|Citing Patent||Filing date||Publication date||Applicant||Title|
|US5571539 *||Dec 30, 1994||Nov 5, 1996||D & L Incorporated||Mold with an on-board counter or monitor|
|US7770048 *||May 17, 2007||Aug 3, 2010||International Business Machines Corporation||Calculating and indicating a number of times a device is inserted into a slot|
|US8883054||May 25, 2011||Nov 11, 2014||Progressive Components International Corporation||Mold monitoring|
|US8899955||Jun 18, 2010||Dec 2, 2014||Progressive Components International Corporation||Electronic cycle counter|
|U.S. Classification||377/15, 377/82, 200/308|
|International Classification||H01H1/00, H01H50/08|
|Cooperative Classification||H01H1/0015, H01H50/08|
|European Classification||H01H50/08, H01H1/00C|
|Sep 25, 1989||AS||Assignment|
Owner name: FUJI ELECTRIC CO., LTD., JAPAN

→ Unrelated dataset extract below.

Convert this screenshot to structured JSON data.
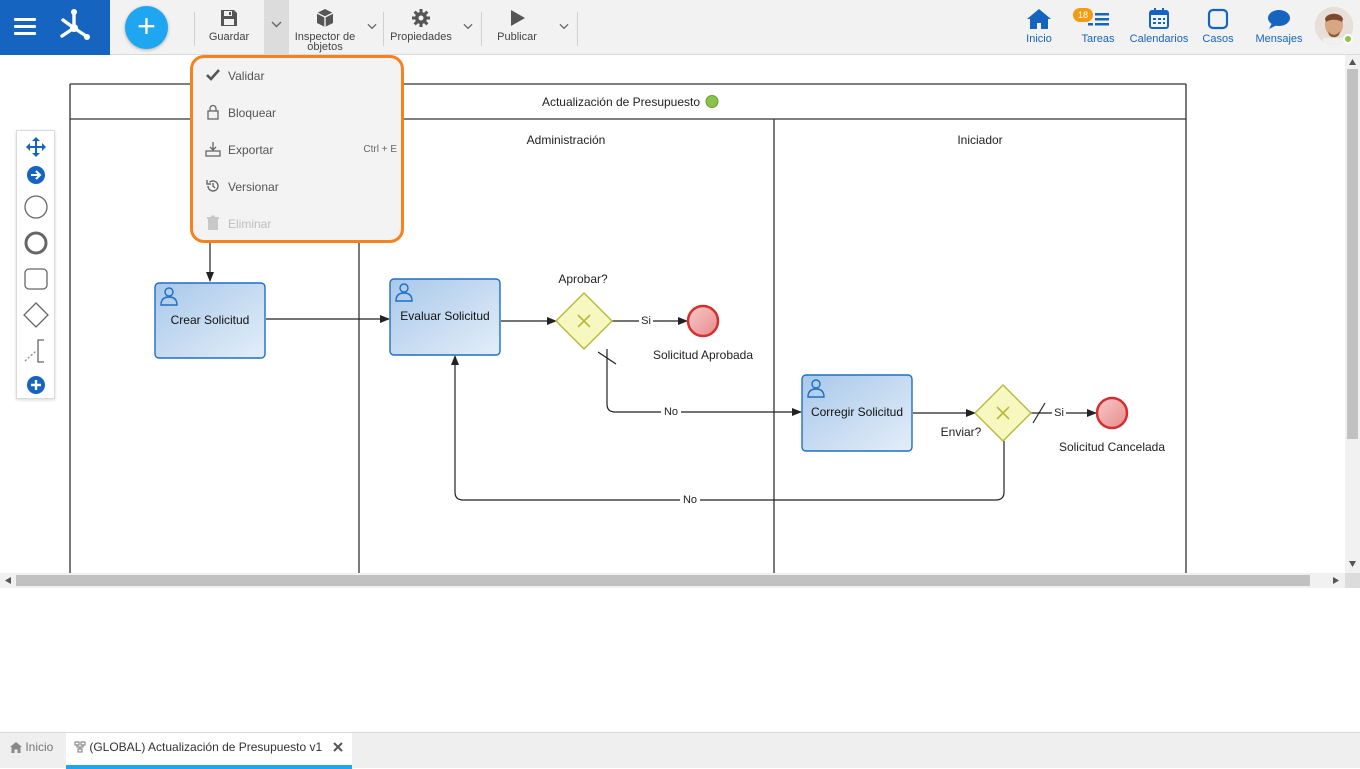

Free format text: ASSIGNMENT OF ASSIGNORS INTEREST.;ASSIGNORS:UCHIDA, KAZUMI;TOMIOKA, KOTARO;REEL/FRAME:005154/0151
Effective date: 19890914
|Mar 28, 1994||FPAY||Fee payment|

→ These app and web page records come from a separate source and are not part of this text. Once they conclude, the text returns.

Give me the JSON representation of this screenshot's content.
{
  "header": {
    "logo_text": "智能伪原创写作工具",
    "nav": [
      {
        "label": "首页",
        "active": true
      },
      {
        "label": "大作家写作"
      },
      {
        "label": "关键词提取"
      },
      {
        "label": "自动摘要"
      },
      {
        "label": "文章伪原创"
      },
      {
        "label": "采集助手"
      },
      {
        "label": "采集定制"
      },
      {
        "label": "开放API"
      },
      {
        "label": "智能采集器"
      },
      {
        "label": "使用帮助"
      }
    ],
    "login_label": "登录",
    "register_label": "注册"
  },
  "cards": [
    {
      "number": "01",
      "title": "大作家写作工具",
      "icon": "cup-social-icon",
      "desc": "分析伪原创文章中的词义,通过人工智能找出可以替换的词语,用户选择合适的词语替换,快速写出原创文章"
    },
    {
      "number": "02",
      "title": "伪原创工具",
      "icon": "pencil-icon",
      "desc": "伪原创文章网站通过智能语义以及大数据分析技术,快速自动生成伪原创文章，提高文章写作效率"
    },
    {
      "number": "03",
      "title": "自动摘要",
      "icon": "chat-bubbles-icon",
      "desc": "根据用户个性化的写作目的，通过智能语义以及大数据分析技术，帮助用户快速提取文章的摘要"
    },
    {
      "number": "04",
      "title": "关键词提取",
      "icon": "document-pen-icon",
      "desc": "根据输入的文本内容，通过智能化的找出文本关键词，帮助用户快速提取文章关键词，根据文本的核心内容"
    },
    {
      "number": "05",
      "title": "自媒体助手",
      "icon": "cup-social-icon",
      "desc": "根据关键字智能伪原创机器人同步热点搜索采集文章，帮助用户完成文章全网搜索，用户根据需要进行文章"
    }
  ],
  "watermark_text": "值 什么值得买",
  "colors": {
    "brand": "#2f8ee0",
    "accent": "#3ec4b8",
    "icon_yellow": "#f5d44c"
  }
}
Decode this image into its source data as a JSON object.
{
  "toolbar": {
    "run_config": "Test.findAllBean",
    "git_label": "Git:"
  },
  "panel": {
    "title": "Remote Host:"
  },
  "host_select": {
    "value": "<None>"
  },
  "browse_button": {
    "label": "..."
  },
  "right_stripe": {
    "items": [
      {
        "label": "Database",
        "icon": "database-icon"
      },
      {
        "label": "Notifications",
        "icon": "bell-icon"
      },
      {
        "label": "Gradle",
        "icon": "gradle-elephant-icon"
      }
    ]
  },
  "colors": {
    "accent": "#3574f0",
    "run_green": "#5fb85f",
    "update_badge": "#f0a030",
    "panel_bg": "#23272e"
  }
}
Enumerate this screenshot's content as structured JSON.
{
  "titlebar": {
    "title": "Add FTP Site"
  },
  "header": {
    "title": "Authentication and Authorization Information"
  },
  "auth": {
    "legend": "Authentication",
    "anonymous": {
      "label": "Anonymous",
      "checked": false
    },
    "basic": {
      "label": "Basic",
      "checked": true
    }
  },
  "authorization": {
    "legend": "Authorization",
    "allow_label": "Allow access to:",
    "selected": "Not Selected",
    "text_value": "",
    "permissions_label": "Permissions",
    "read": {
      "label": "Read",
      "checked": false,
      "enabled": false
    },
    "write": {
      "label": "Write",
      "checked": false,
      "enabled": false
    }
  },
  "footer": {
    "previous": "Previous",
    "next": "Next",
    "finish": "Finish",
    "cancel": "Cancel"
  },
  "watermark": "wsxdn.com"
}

Year of fee payment: 4
|May 12, 1998||REMI||Maintenance fee reminder mailed|
|Oct 18, 1998||LAPS||Lapse for failure to pay maintenance fees|
|Dec 29, 1998||FP||Expired due to failure to pay maintenance fee|
Effective date: 19981016